Tufts of harsh, bristly hair and a white tail tip are among the defining features of a new rodent species discovered in Indonesia. The Spiny Boki Mekot Rat was found in the mountain forests of Halmahera, in the Moluccas (Maluku) archipelago. The region is rich in biodiversity but its wildlife is under threat from logging and mining firms. Scientists hope the new mammal discovery will encourage greater exploration and conservation of the area.
The new rat was found in a remote, hilly region of Halmahera by an expedition team from the University of Copenhagen and Indonesia's Museum Zoologicum Bogoriense. They laid traps baited with roasted coconut and peanut butter, placed on tree trunks and at burrow openings. Among their findings was a previously unknown rodent with coarse, brownish grey fur on its back, and a whitish grey belly. By analysing the rat's DNA and physical features such as its skull and teeth, they determined it was not only a new species, but an entirely new genus.
They named it Halmaheramys bokimekot after nearby Boki Mekot, a mountainous area under ecological threat due to mining and deforestation. "This new rodent highlights the large amount of unknown biodiversity in this region and the importance of its conservation," said lead researcher Pierre-Henri Fabre, from the Centre for Macroecology, Evolution and Climate at the University of Copenhagen. "It's very important that zoologists visit these islands to explore further." Only six of the new rodents have so far been captured: three adult males and three females.
Little is known about their behaviour, but they are thought to be omnivorous, as the scientists found both vegetable and insect remains in their stomachs. "This discovery shows how much of the richness of life is left to discover, especially in the Indonesian archipelago," says co-author Kristofer Helgen, of the Smithsonian Institution, Washington DC, US. Prof Helgen was among the team which recently discovered a giant rat living in a volcano crater in Papua New Guinea, as well as a new mammal carnivore in Colombia, the Olinguito.
"There are likely to be more undiscovered species of mammals in Indonesia than in any other country in the world," he says. "Finding and documenting them is a task made urgent by huge environmental threats, especially logging and mining." The new rodent also provides clues to how mammals evolved and spread across the "stepping stones" of the Moluccas, known as one of the birthplaces of evolutionary theory.

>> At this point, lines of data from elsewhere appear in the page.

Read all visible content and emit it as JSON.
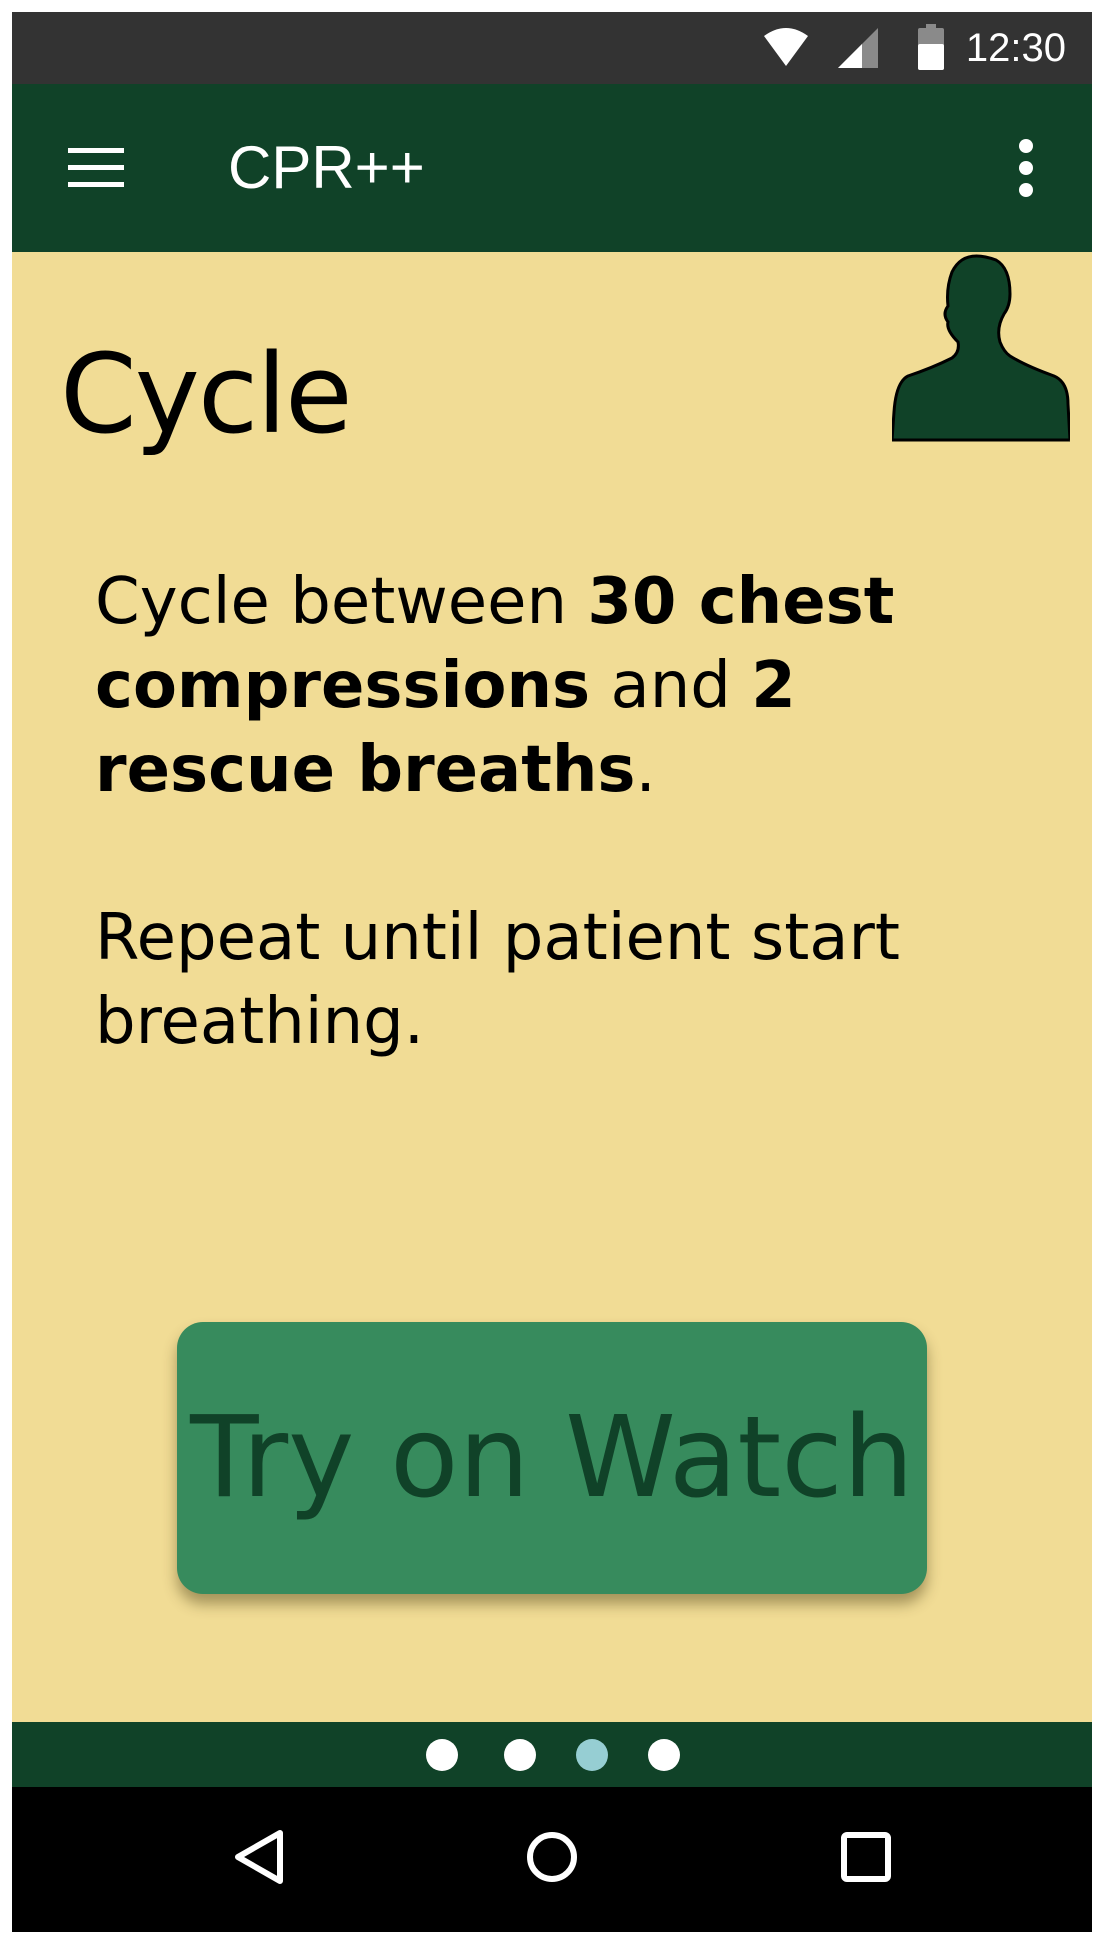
{
  "status_bar": {
    "time": "12:30",
    "icons": [
      "wifi-icon",
      "cell-signal-icon",
      "battery-icon"
    ]
  },
  "app_bar": {
    "menu_icon": "hamburger-menu-icon",
    "title": "CPR++",
    "overflow_icon": "more-vert-icon"
  },
  "page": {
    "heading": "Cycle",
    "avatar_icon": "person-silhouette-icon",
    "instruction": {
      "part1": "Cycle between ",
      "bold1": "30 chest compressions",
      "part2": " and ",
      "bold2": "2 rescue breaths",
      "part3": "."
    },
    "repeat_text": "Repeat until patient start breathing.",
    "watch_button_label": "Try on Watch"
  },
  "pager": {
    "count": 4,
    "active_index": 2
  },
  "nav_bar": {
    "icons": [
      "back-icon",
      "home-icon",
      "recents-icon"
    ]
  },
  "colors": {
    "background": "#f1dc95",
    "app_bar": "#104228",
    "status_bar": "#333333",
    "button": "#378b5d",
    "button_text": "#104228",
    "active_dot": "#96ced3"
  }
}
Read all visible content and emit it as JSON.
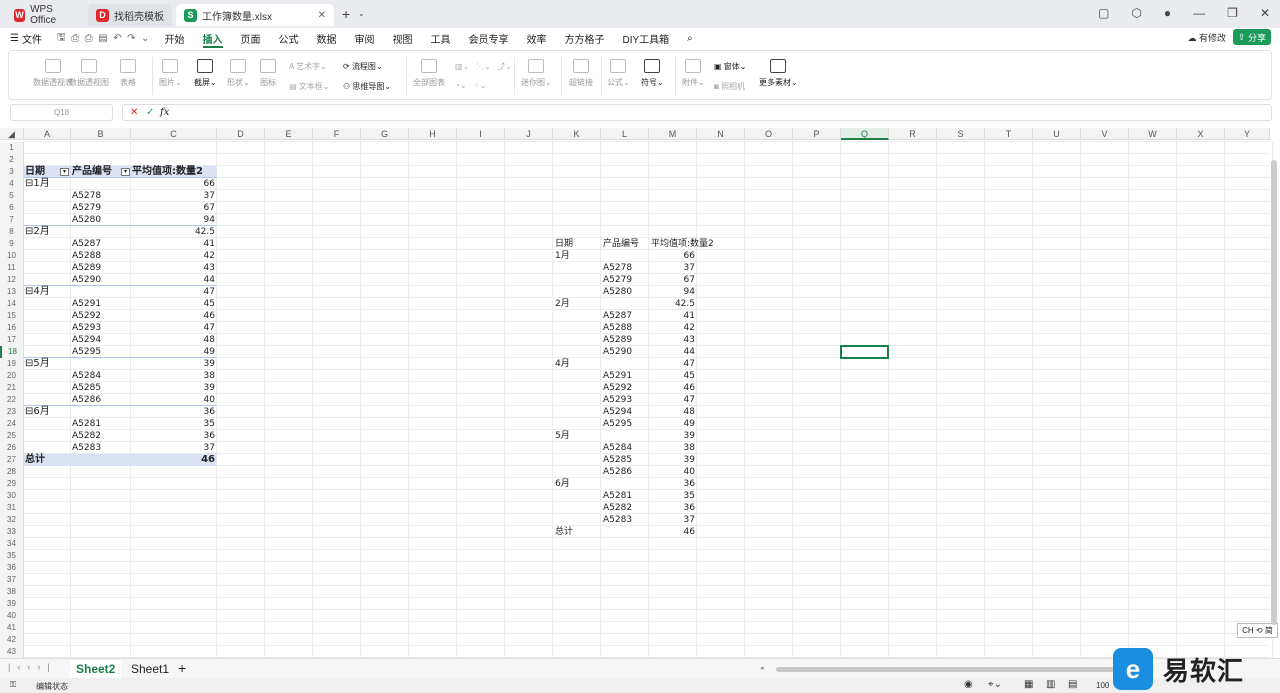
{
  "titlebar": {
    "tabs": [
      {
        "label": "WPS Office",
        "logo": "W"
      },
      {
        "label": "找稻壳模板",
        "logo": "D"
      },
      {
        "label": "工作簿数量.xlsx",
        "logo": "S"
      }
    ],
    "new_tab": "+"
  },
  "menu": {
    "file": "文件",
    "items": [
      "开始",
      "插入",
      "页面",
      "公式",
      "数据",
      "审阅",
      "视图",
      "工具",
      "会员专享",
      "效率",
      "方方格子",
      "DIY工具箱"
    ],
    "active_index": 1,
    "modified": "有修改",
    "share": "分享"
  },
  "ribbon": {
    "pivot_table": "数据透视表",
    "pivot_chart": "数据透视图",
    "table": "表格",
    "picture": "图片",
    "screenshot": "截屏",
    "shape": "形状",
    "icon": "图标",
    "art_text": "艺术字",
    "flowchart": "流程图",
    "textbox": "文本框",
    "mindmap": "思维导图",
    "all_charts": "全部图表",
    "sparkline": "迷你图",
    "hyperlink": "超链接",
    "formula": "公式",
    "symbol": "符号",
    "attachment": "附件",
    "camera": "照相机",
    "form": "窗体",
    "more": "更多素材"
  },
  "formula_bar": {
    "name_box": "Q18",
    "fx": "fx",
    "cancel": "✕",
    "confirm": "✓"
  },
  "columns": [
    "A",
    "B",
    "C",
    "D",
    "E",
    "F",
    "G",
    "H",
    "I",
    "J",
    "K",
    "L",
    "M",
    "N",
    "O",
    "P",
    "Q",
    "R",
    "S",
    "T",
    "U",
    "V",
    "W",
    "X",
    "Y"
  ],
  "selected_column": "Q",
  "selected_row": 18,
  "rows": [
    1,
    2,
    3,
    4,
    5,
    6,
    7,
    8,
    9,
    10,
    11,
    12,
    13,
    14,
    15,
    16,
    17,
    18,
    19,
    20,
    21,
    22,
    23,
    24,
    25,
    26,
    27,
    28,
    29,
    30,
    31,
    32,
    33,
    34,
    35,
    36,
    37,
    38,
    39,
    40,
    41,
    42,
    43
  ],
  "pivot": {
    "headers": [
      "日期",
      "产品编号",
      "平均值项:数量2"
    ],
    "rows": [
      {
        "r": 4,
        "a": "⊟1月",
        "b": "",
        "c": "66",
        "group": true
      },
      {
        "r": 5,
        "a": "",
        "b": "A5278",
        "c": "37"
      },
      {
        "r": 6,
        "a": "",
        "b": "A5279",
        "c": "67"
      },
      {
        "r": 7,
        "a": "",
        "b": "A5280",
        "c": "94"
      },
      {
        "r": 8,
        "a": "⊟2月",
        "b": "",
        "c": "42.5",
        "group": true
      },
      {
        "r": 9,
        "a": "",
        "b": "A5287",
        "c": "41"
      },
      {
        "r": 10,
        "a": "",
        "b": "A5288",
        "c": "42"
      },
      {
        "r": 11,
        "a": "",
        "b": "A5289",
        "c": "43"
      },
      {
        "r": 12,
        "a": "",
        "b": "A5290",
        "c": "44"
      },
      {
        "r": 13,
        "a": "⊟4月",
        "b": "",
        "c": "47",
        "group": true
      },
      {
        "r": 14,
        "a": "",
        "b": "A5291",
        "c": "45"
      },
      {
        "r": 15,
        "a": "",
        "b": "A5292",
        "c": "46"
      },
      {
        "r": 16,
        "a": "",
        "b": "A5293",
        "c": "47"
      },
      {
        "r": 17,
        "a": "",
        "b": "A5294",
        "c": "48"
      },
      {
        "r": 18,
        "a": "",
        "b": "A5295",
        "c": "49"
      },
      {
        "r": 19,
        "a": "⊟5月",
        "b": "",
        "c": "39",
        "group": true
      },
      {
        "r": 20,
        "a": "",
        "b": "A5284",
        "c": "38"
      },
      {
        "r": 21,
        "a": "",
        "b": "A5285",
        "c": "39"
      },
      {
        "r": 22,
        "a": "",
        "b": "A5286",
        "c": "40"
      },
      {
        "r": 23,
        "a": "⊟6月",
        "b": "",
        "c": "36",
        "group": true
      },
      {
        "r": 24,
        "a": "",
        "b": "A5281",
        "c": "35"
      },
      {
        "r": 25,
        "a": "",
        "b": "A5282",
        "c": "36"
      },
      {
        "r": 26,
        "a": "",
        "b": "A5283",
        "c": "37"
      }
    ],
    "total": {
      "label": "总计",
      "value": "46"
    }
  },
  "copy_table": {
    "headers": [
      "日期",
      "产品编号",
      "平均值项:数量2"
    ],
    "rows": [
      {
        "a": "1月",
        "b": "",
        "c": "66"
      },
      {
        "a": "",
        "b": "A5278",
        "c": "37"
      },
      {
        "a": "",
        "b": "A5279",
        "c": "67"
      },
      {
        "a": "",
        "b": "A5280",
        "c": "94"
      },
      {
        "a": "2月",
        "b": "",
        "c": "42.5"
      },
      {
        "a": "",
        "b": "A5287",
        "c": "41"
      },
      {
        "a": "",
        "b": "A5288",
        "c": "42"
      },
      {
        "a": "",
        "b": "A5289",
        "c": "43"
      },
      {
        "a": "",
        "b": "A5290",
        "c": "44"
      },
      {
        "a": "4月",
        "b": "",
        "c": "47"
      },
      {
        "a": "",
        "b": "A5291",
        "c": "45"
      },
      {
        "a": "",
        "b": "A5292",
        "c": "46"
      },
      {
        "a": "",
        "b": "A5293",
        "c": "47"
      },
      {
        "a": "",
        "b": "A5294",
        "c": "48"
      },
      {
        "a": "",
        "b": "A5295",
        "c": "49"
      },
      {
        "a": "5月",
        "b": "",
        "c": "39"
      },
      {
        "a": "",
        "b": "A5284",
        "c": "38"
      },
      {
        "a": "",
        "b": "A5285",
        "c": "39"
      },
      {
        "a": "",
        "b": "A5286",
        "c": "40"
      },
      {
        "a": "6月",
        "b": "",
        "c": "36"
      },
      {
        "a": "",
        "b": "A5281",
        "c": "35"
      },
      {
        "a": "",
        "b": "A5282",
        "c": "36"
      },
      {
        "a": "",
        "b": "A5283",
        "c": "37"
      },
      {
        "a": "总计",
        "b": "",
        "c": "46"
      }
    ]
  },
  "sheets": [
    "Sheet2",
    "Sheet1"
  ],
  "active_sheet": "Sheet2",
  "status": {
    "mode": "编辑状态",
    "zoom": "100",
    "ime": "CH ⟲ 简"
  },
  "watermark": {
    "logo": "e",
    "text": "易软汇"
  },
  "colors": {
    "accent": "#1b7f47",
    "pivot_header": "#d9e1f2"
  }
}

It was here in 1858 when the British naturalist Sir Alfred Russel Wallace famously wrote to Charles Darwin, outlining his ideas on the development of new species.
The rat could be just one of many undiscovered mammal species in Indonesia's remote mountain forests. Wallace had been struck by the incredible diversity of animals and insects in the Moluccas, a transition zone between Asia and Australasia. He also observed a clear border between species in western and eastern Indonesia, leading him to define a zoological boundary, the Wallace Line. The discovery of this new rodent on Halmahera actually supports Wallace's original drawing of the boundary, the researchers say.
Most fauna on the island display eastern, Australasian characteristics. But H. bokimekot is different, its DNA indicates that it first arrived on Halmahera from the west, from Asia. "It's amazing that the spiny rat once again confirms Wallace's thoughts," says Dr Lionel Hautier, at the Museum of Zoology, University of Cambridge, UK. "And as chance would have it, the discovery comes exactly 100 years after his death."